“The question we now have to use that data to answer is, ‘How do we prevent fraudsters from disrupting transactions?’” McSherry said, and the answer to that is bigger than just stopping that bad ones.
Letting More Good Through
While saving $25 billion in fraud losses is a good thing, it is an accomplishment that Visa can take no time to focus on because it’s on to the next problem: battling false declines. Customers, she noted, aren’t terribly understanding when their cards get declined for any reason but insufficient funds/credit. If they don’t understand why a card doesn’t work, they nearly instantly stop trusting it, and the card drops to the bottom of their wallets.
What Visa is now explaining to clients is that many transactions it is ranking with low-risk scores are getting declined.
“We say this isn’t just about being safe. This is about customer experience, and keeping loyalty and trust in place. It really helps them to see that broader context, and [reevaluate] how their fraud rules are balanced,” she said.
Moreover, as AI increasingly expands into background risk-based authentication contexts, Visa is able to unlock much more data and build that into its models. As this happens more, pushed around by open data regulation in Europe, Visa can build more of that authentication data into risk models — it is seeing fraud rates go down and authorization rates go up.
This is a better experience for the consumers, which asks less of them, yet keeps their data privacy safer than it was before.

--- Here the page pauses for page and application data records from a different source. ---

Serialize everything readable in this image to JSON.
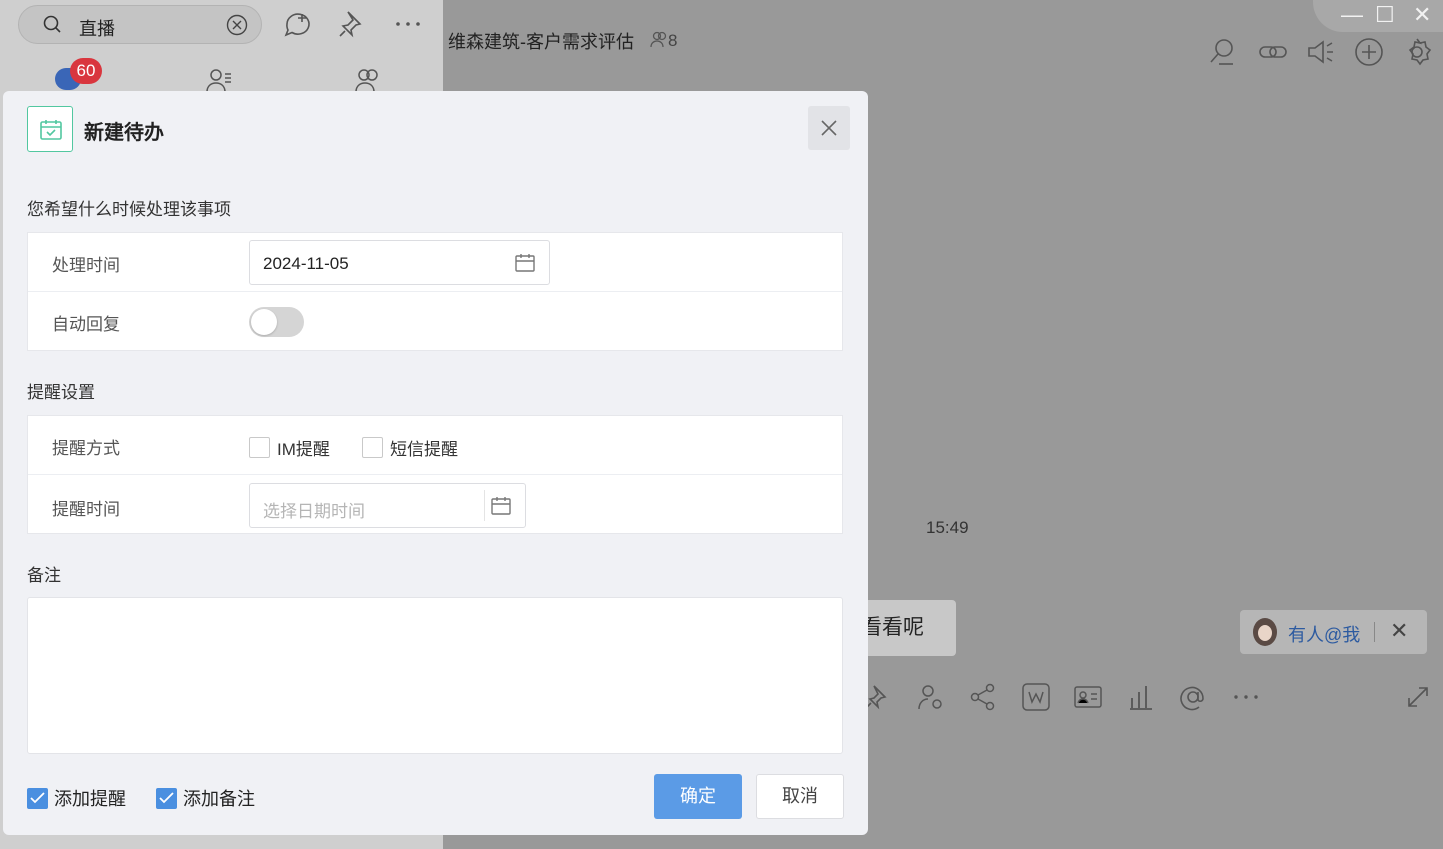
{
  "background": {
    "search": {
      "value": "直播"
    },
    "badge_count": "60",
    "chat_title": "维森建筑-客户需求评估",
    "member_count": "8",
    "time_label": "15:49",
    "message_text": "看看呢",
    "at_me_label": "有人@我"
  },
  "dialog": {
    "title": "新建待办",
    "section_when": "您希望什么时候处理该事项",
    "process_time_label": "处理时间",
    "process_time_value": "2024-11-05",
    "auto_reply_label": "自动回复",
    "auto_reply_on": false,
    "section_reminder": "提醒设置",
    "reminder_method_label": "提醒方式",
    "reminder_options": [
      {
        "label": "IM提醒",
        "checked": false
      },
      {
        "label": "短信提醒",
        "checked": false
      }
    ],
    "reminder_time_label": "提醒时间",
    "reminder_time_placeholder": "选择日期时间",
    "section_note": "备注",
    "note_value": "",
    "footer_checks": [
      {
        "label": "添加提醒",
        "checked": true
      },
      {
        "label": "添加备注",
        "checked": true
      }
    ],
    "confirm_label": "确定",
    "cancel_label": "取消"
  },
  "colors": {
    "accent": "#5b9be6",
    "calendar_icon": "#52c7a0",
    "overlay_bg": "#999999"
  }
}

It’s a lot to do — and a lot of integration and persuasion. In cybersecurity, McSherry noted, one can never take a low rate of fraud for granted because there is a virtual army of hackers always hoping to turn the tide in the battle. However, it helps that Visa has been guided by the same philosophy since 1993 in pushing its AI efforts — and it’s paying off.

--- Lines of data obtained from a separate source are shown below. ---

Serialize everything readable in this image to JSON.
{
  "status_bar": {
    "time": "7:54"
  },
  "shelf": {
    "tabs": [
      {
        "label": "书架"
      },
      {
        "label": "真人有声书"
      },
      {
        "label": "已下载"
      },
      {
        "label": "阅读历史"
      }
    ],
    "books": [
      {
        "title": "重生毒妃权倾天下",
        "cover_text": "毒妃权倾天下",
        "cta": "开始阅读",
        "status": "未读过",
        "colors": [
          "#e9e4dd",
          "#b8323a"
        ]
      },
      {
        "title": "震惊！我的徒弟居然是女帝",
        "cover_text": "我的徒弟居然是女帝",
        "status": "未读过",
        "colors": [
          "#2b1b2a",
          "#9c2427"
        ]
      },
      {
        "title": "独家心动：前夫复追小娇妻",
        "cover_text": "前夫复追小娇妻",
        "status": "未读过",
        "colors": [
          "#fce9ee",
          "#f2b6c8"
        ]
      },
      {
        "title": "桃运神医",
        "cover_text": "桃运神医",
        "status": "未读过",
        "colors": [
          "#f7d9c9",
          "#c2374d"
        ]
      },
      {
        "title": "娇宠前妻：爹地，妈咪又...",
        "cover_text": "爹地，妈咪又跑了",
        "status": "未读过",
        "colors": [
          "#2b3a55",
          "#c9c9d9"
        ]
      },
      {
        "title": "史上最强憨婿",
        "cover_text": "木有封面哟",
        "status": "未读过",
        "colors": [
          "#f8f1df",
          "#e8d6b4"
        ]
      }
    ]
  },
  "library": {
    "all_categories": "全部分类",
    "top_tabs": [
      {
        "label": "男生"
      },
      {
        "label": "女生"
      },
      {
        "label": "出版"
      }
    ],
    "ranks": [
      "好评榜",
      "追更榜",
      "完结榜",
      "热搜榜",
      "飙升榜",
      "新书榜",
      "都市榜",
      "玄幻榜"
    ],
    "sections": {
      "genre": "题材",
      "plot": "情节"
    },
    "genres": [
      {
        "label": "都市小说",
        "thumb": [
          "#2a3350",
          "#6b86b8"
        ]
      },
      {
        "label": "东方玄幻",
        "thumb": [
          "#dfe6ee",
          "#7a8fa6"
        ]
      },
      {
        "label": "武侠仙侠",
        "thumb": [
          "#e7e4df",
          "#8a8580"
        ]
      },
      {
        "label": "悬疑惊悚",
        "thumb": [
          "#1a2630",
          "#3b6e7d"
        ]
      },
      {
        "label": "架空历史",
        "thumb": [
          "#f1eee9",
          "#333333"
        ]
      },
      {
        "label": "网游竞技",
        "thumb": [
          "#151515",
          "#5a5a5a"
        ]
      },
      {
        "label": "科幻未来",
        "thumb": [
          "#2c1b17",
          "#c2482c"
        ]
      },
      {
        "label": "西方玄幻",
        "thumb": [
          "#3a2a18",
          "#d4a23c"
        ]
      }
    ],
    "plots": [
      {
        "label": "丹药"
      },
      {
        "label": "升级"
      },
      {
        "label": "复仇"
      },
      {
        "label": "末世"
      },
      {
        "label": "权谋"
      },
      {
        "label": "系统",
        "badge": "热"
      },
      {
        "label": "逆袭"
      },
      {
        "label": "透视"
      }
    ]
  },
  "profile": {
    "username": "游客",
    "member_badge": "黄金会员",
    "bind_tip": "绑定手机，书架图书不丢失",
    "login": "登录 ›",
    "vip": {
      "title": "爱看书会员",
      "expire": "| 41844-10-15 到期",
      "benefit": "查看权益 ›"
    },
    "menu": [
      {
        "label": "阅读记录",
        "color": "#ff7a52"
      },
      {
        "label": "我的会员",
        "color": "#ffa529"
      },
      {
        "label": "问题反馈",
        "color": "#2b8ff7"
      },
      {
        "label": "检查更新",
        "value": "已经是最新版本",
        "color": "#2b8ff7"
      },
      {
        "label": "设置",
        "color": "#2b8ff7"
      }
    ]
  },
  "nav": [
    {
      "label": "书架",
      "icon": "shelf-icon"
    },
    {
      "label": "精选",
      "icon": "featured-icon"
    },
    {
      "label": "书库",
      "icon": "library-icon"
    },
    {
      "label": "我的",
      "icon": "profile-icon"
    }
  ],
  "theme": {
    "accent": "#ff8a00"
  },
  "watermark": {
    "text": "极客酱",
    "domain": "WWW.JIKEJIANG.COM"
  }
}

“Our goal is to make sure every good transaction goes through, [and] every bad one is declined,” she said. “We work very hard at preventing fraud, but we also [work] hard to know what is low-risk enough that it should be passed through.”